> **Work required**
Provide an exact reproduction of every entry.

Data about app and page elements:
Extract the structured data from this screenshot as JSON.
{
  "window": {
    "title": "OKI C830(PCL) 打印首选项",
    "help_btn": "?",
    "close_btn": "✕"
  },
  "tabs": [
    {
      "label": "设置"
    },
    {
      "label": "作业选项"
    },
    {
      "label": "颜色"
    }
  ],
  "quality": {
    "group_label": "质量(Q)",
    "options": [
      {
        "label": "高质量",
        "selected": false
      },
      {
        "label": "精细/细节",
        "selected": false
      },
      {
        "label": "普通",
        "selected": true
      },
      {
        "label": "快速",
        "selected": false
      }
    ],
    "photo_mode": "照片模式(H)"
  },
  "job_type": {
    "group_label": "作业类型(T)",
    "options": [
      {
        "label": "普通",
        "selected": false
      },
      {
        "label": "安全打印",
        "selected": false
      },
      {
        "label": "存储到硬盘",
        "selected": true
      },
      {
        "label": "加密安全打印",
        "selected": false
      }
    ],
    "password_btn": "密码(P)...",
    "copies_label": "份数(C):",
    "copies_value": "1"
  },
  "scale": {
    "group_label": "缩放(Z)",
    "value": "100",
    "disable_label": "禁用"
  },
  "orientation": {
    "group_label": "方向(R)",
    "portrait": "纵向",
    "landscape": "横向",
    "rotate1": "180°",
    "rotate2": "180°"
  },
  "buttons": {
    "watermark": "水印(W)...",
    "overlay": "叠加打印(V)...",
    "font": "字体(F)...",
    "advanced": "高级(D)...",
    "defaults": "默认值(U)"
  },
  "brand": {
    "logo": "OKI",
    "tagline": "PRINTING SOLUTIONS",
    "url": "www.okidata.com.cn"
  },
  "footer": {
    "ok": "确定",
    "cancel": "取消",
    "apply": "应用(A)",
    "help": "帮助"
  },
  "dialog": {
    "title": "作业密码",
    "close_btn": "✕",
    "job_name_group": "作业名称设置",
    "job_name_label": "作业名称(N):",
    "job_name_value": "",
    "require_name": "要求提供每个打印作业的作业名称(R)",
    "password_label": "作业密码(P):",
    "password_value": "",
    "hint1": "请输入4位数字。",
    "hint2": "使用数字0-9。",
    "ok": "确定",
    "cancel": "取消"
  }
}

> **Result of this exercise**
Extract the structured data from this screenshot as JSON.
{
  "window": {
    "title": "OKI C830(PCL) 打印首选项",
    "help_btn": "?",
    "close_btn": "✕"
  },
  "tabs": [
    {
      "label": "设置"
    },
    {
      "label": "作业选项"
    },
    {
      "label": "颜色"
    }
  ],
  "quality": {
    "group_label": "质量(Q)",
    "options": [
      {
        "label": "高质量",
        "selected": false
      },
      {
        "label": "精细/细节",
        "selected": false
      },
      {
        "label": "普通",
        "selected": true
      },
      {
        "label": "快速",
        "selected": false
      }
    ],
    "photo_mode": "照片模式(H)"
  },
  "job_type": {
    "group_label": "作业类型(T)",
    "options": [
      {
        "label": "普通",
        "selected": false
      },
      {
        "label": "安全打印",
        "selected": false
      },
      {
        "label": "存储到硬盘",
        "selected": true
      },
      {
        "label": "加密安全打印",
        "selected": false
      }
    ],
    "password_btn": "密码(P)...",
    "copies_label": "份数(C):",
    "copies_value": "1"
  },
  "scale": {
    "group_label": "缩放(Z)",
    "value": "100",
    "disable_label": "禁用"
  },
  "orientation": {
    "group_label": "方向(R)",
    "portrait": "纵向",
    "landscape": "横向",
    "rotate1": "180°",
    "rotate2": "180°"
  },
  "buttons": {
    "watermark": "水印(W)...",
    "overlay": "叠加打印(V)...",
    "font": "字体(F)...",
    "advanced": "高级(D)...",
    "defaults": "默认值(U)"
  },
  "brand": {
    "logo": "OKI",
    "tagline": "PRINTING SOLUTIONS",
    "url": "www.okidata.com.cn"
  },
  "footer": {
    "ok": "确定",
    "cancel": "取消",
    "apply": "应用(A)",
    "help": "帮助"
  },
  "dialog": {
    "title": "作业密码",
    "close_btn": "✕",
    "job_name_group": "作业名称设置",
    "job_name_label": "作业名称(N):",
    "job_name_value": "",
    "require_name": "要求提供每个打印作业的作业名称(R)",
    "password_label": "作业密码(P):",
    "password_value": "",
    "hint1": "请输入4位数字。",
    "hint2": "使用数字0-9。",
    "ok": "确定",
    "cancel": "取消"
  }
}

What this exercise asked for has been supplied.